“Does it mean that a fair bit of fatigue and burnout would result, yeah it would. We play a lot of football games.
“At the moment the money that’s coming into our game is through a broadcast deal that means we have to pay a certain amount of games and the players understand that and we’re committed to fulfilling those commitments.
“ … but it’s a real thing, fatigue’s a real thing.
“We’ve seen it in our squad throughout this tournament after a long series, most of the guys in there have played three Origins and 24 matches for their clubs and some finals games and I just think we need to be smart about how we do that. I think we can do it.”
Big Three bow out in style
Cameron Smith, Billy Slater, and Cooper Cronk have played 267 games together at club, state, and Test level. And that’s where their tally will end.
Cronk announced his retirement from representative football on Saturday night after helping Australia to another World Cup title.
And his exit from Melbourne means he will never line up alongside his old friends on a field again.
The rep futures of Smith and Slater remain up in the air, although both have indicated they will be available for Origin next year.
And what better way to finish your time together than winning the biggest prize in international rugby league?

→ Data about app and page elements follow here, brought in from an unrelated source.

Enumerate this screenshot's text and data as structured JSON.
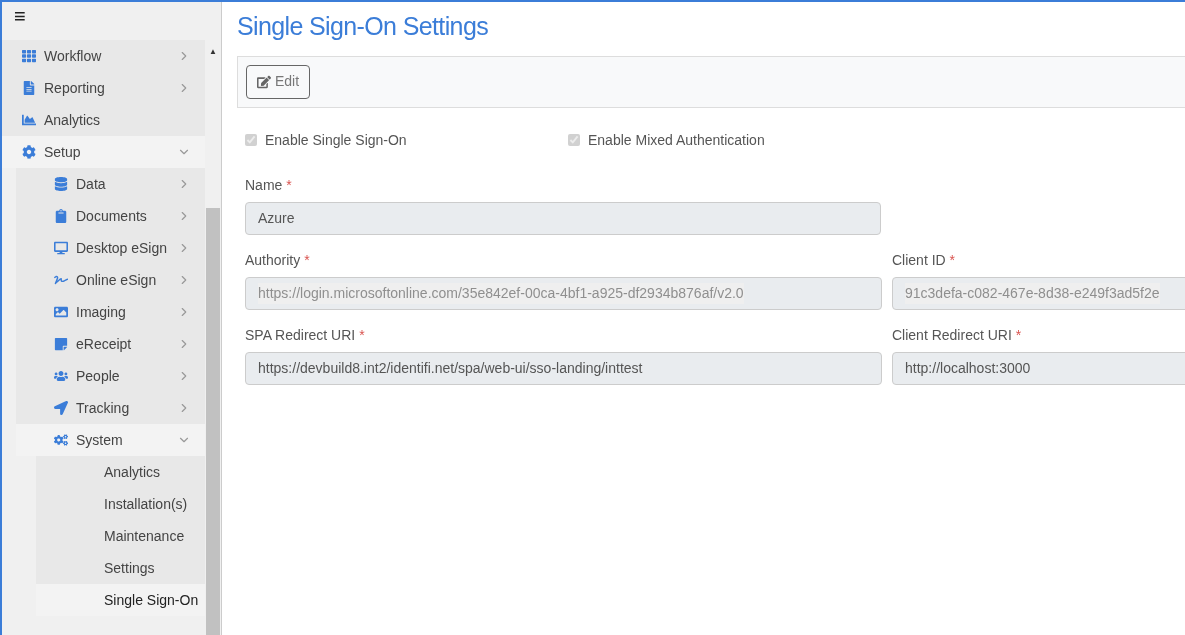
{
  "sidebar": {
    "menu_icon": "≡",
    "scroll_up": "▲",
    "items": [
      {
        "label": "Workflow",
        "expanded": false,
        "selected": false
      },
      {
        "label": "Reporting",
        "expanded": false,
        "selected": false
      },
      {
        "label": "Analytics",
        "selected": false
      },
      {
        "label": "Setup",
        "expanded": true,
        "selected": false,
        "children": [
          {
            "label": "Data",
            "expanded": false,
            "selected": false
          },
          {
            "label": "Documents",
            "expanded": false,
            "selected": false
          },
          {
            "label": "Desktop eSign",
            "expanded": false,
            "selected": false
          },
          {
            "label": "Online eSign",
            "expanded": false,
            "selected": false
          },
          {
            "label": "Imaging",
            "expanded": false,
            "selected": false
          },
          {
            "label": "eReceipt",
            "expanded": false,
            "selected": false
          },
          {
            "label": "People",
            "expanded": false,
            "selected": false
          },
          {
            "label": "Tracking",
            "expanded": false,
            "selected": false
          },
          {
            "label": "System",
            "expanded": true,
            "selected": false,
            "children": [
              {
                "label": "Analytics",
                "selected": false
              },
              {
                "label": "Installation(s)",
                "selected": false
              },
              {
                "label": "Maintenance",
                "selected": false
              },
              {
                "label": "Settings",
                "selected": false
              },
              {
                "label": "Single Sign-On",
                "selected": true
              }
            ]
          }
        ]
      }
    ]
  },
  "page": {
    "title": "Single Sign-On Settings",
    "toolbar": {
      "edit_button": "Edit"
    },
    "checkboxes": [
      {
        "label": "Enable Single Sign-On",
        "checked": true,
        "disabled": true
      },
      {
        "label": "Enable Mixed Authentication",
        "checked": true,
        "disabled": true
      }
    ],
    "fields": [
      {
        "label": "Name",
        "required_mark": "*",
        "value": "Azure",
        "faded": false
      },
      {
        "label": "Authority",
        "required_mark": "*",
        "value": "https://login.microsoftonline.com/35e842ef-00ca-4bf1-a925-df2934b876af/v2.0",
        "faded": true
      },
      {
        "label": "Client ID",
        "required_mark": "*",
        "value": "91c3defa-c082-467e-8d38-e249f3ad5f2e",
        "faded": true
      },
      {
        "label": "SPA Redirect URI",
        "required_mark": "*",
        "value": "https://devbuild8.int2/identifi.net/spa/web-ui/sso-landing/inttest",
        "faded": false
      },
      {
        "label": "Client Redirect URI",
        "required_mark": "*",
        "value": "http://localhost:3000",
        "faded": false
      }
    ]
  }
}
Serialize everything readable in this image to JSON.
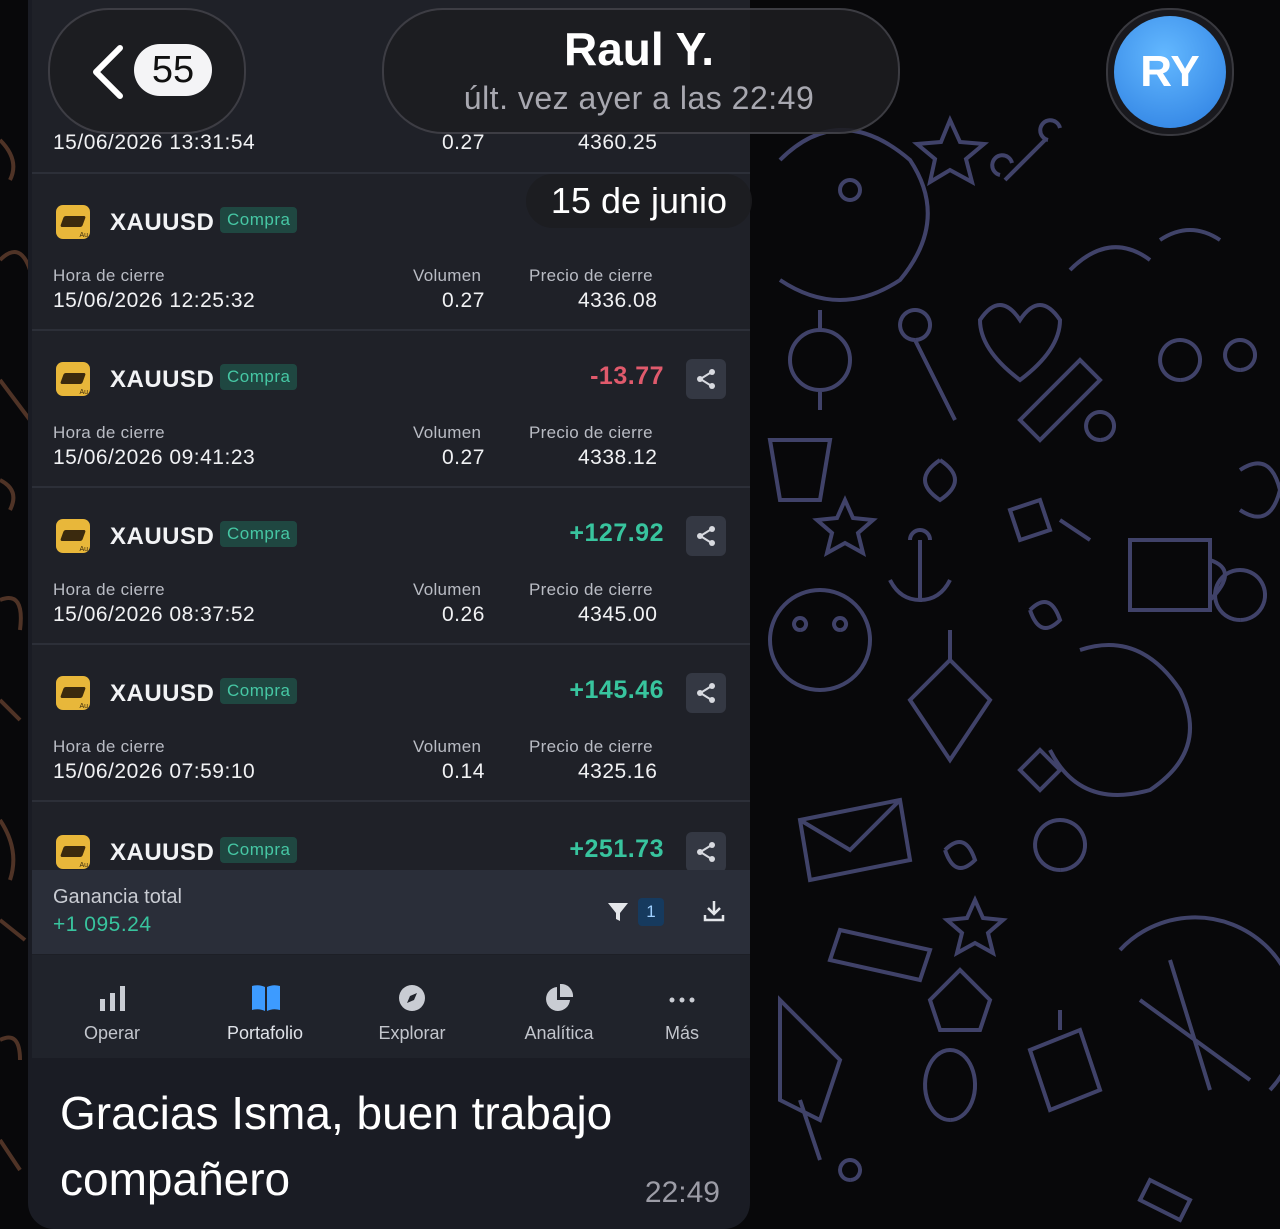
{
  "header": {
    "unread_count": "55",
    "chat_name": "Raul Y.",
    "status": "últ. vez ayer a las 22:49",
    "avatar_initials": "RY",
    "date_separator": "15 de junio"
  },
  "columns": {
    "close_time": "Hora de cierre",
    "volume": "Volumen",
    "close_price": "Precio de cierre"
  },
  "partial_top_trade": {
    "close_time": "15/06/2026 13:31:54",
    "volume": "0.27",
    "close_price": "4360.25"
  },
  "trades": [
    {
      "symbol": "XAUUSD",
      "side": "Compra",
      "profit": "",
      "close_time": "15/06/2026 12:25:32",
      "volume": "0.27",
      "close_price": "4336.08"
    },
    {
      "symbol": "XAUUSD",
      "side": "Compra",
      "profit": "-13.77",
      "close_time": "15/06/2026 09:41:23",
      "volume": "0.27",
      "close_price": "4338.12"
    },
    {
      "symbol": "XAUUSD",
      "side": "Compra",
      "profit": "+127.92",
      "close_time": "15/06/2026 08:37:52",
      "volume": "0.26",
      "close_price": "4345.00"
    },
    {
      "symbol": "XAUUSD",
      "side": "Compra",
      "profit": "+145.46",
      "close_time": "15/06/2026 07:59:10",
      "volume": "0.14",
      "close_price": "4325.16"
    },
    {
      "symbol": "XAUUSD",
      "side": "Compra",
      "profit": "+251.73",
      "close_time": "",
      "volume": "",
      "close_price": ""
    }
  ],
  "total": {
    "label": "Ganancia total",
    "value": "+1 095.24",
    "filter_count": "1"
  },
  "nav": [
    {
      "label": "Operar",
      "icon": "bar-chart-icon"
    },
    {
      "label": "Portafolio",
      "icon": "book-icon"
    },
    {
      "label": "Explorar",
      "icon": "compass-icon"
    },
    {
      "label": "Analítica",
      "icon": "pie-chart-icon"
    },
    {
      "label": "Más",
      "icon": "more-dots-icon"
    }
  ],
  "message": {
    "text": "Gracias Isma, buen trabajo compañero",
    "time": "22:49"
  },
  "colors": {
    "profit_positive": "#38c49e",
    "profit_negative": "#e05a6c",
    "badge_text": "#46c7a4",
    "avatar": "#2b7de0"
  }
}
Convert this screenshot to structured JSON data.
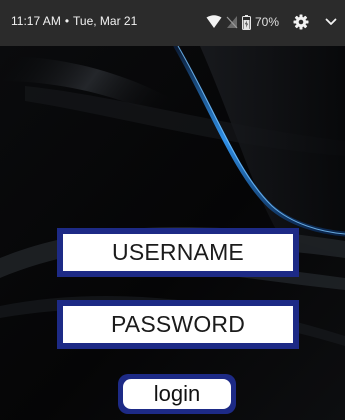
{
  "status_bar": {
    "time": "11:17 AM",
    "separator": "•",
    "date": "Tue, Mar 21",
    "battery_percent": "70%",
    "icons": [
      "wifi-icon",
      "signal-icon",
      "battery-icon",
      "gear-icon",
      "chevron-down-icon"
    ]
  },
  "login_form": {
    "username_placeholder": "USERNAME",
    "password_placeholder": "PASSWORD",
    "login_label": "login"
  },
  "colors": {
    "field_border": "#1d2a86",
    "status_bar_bg": "#2b2b2b",
    "wallpaper_accent": "#2c8be0"
  }
}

Heir apparent upstages Smith
If Cameron Smith is done as a Kangaroos player, Mal Meninga will need to find himself a new captain.
And all fingers are pointing directly at workhorse backrower Boyd Cordner.
Saturday’s performance only strengthened his claim to the throne, as Cordner won man of the match honours in a winning World Cup final.
Cordner racked up 142 running metres and made 28 tackles — including a massive shot to level Elliott Whitehead — in what was a courageous performance in the green and gold.
He is ready to adopt Smith’s captain’s armband.
Moran magic seals Jillaroos win
Caitlin Moran, take a bow.
The superstar Australian playmaker was electric in leading the Jillaroos to a grinding World Cup final victory over New Zealand at Suncorp Stadium.
She weaved through the Kiwi Ferns defence to score a stunning solo try before half time which gave the host nation the upper hand.
Then she slotted the field goal on full time to hammer the victory home.
She also slotted three conversions in what was a spectacular performance.
The best cut-out ball you’ll see
New Zealand may have lost the game, but they provided one of the highlights of the day at Suncorp Stadium.
It came through five-eighth Raecene McGregor, who threw one of the best cut-out balls you’re ever likely to see on a rugby league field.
She cut out two of her teammates with a lofted spiral which hit winger Honey Hireme on the chest to score a try.
There’s only a few footballers in the world who could execute the pass so well.
Butter fingers Burgess does it again
The ball handling skills of the Burgess twins — and to an extent older brother Sam — became a running joke in the NRL for a while.
And Tom Burgess brought the demons back at Suncorp Stadium on Saturday night.
With the game on the line late in the second half, Burgess spilt the pill three times in the space of 10 minutes.
One of those was judged a strip by the referee, but the other two were loose carries and handed possession back to Australia.
Wayne’s spine ploy backfires
England’s halves were poor during the final and Wayne Bennett has come under criticism for benching Jonny Lomax in favour of starting Kevin Brown and Luke Gale.
A fit Lomax sat on the bench as Brown and Gale had a night to forget, failing to fire when the game was on the line against Australia.
And Gareth Widdop was electric but was limited playing at fullback, as he has done for the whole tournament.
Plenty of English fans will be left wondering what could have been.
Graham’s foul-mouthed Smith spray
James Graham is one of the most passionate players in the game. But sometimes that passion can get the better of him.
He was caught up in a heated moment during Saturday’s final in the wake of a penalty being awarded to Cameron Smith over a high tackle.
As players came together for a push-and-shove and referee Bernard Sutton attempted to break them up, Graham was livid at someone — possibly Smith.
He was caught by the microphone saying words to the effect of, “you’re a cheating c***”.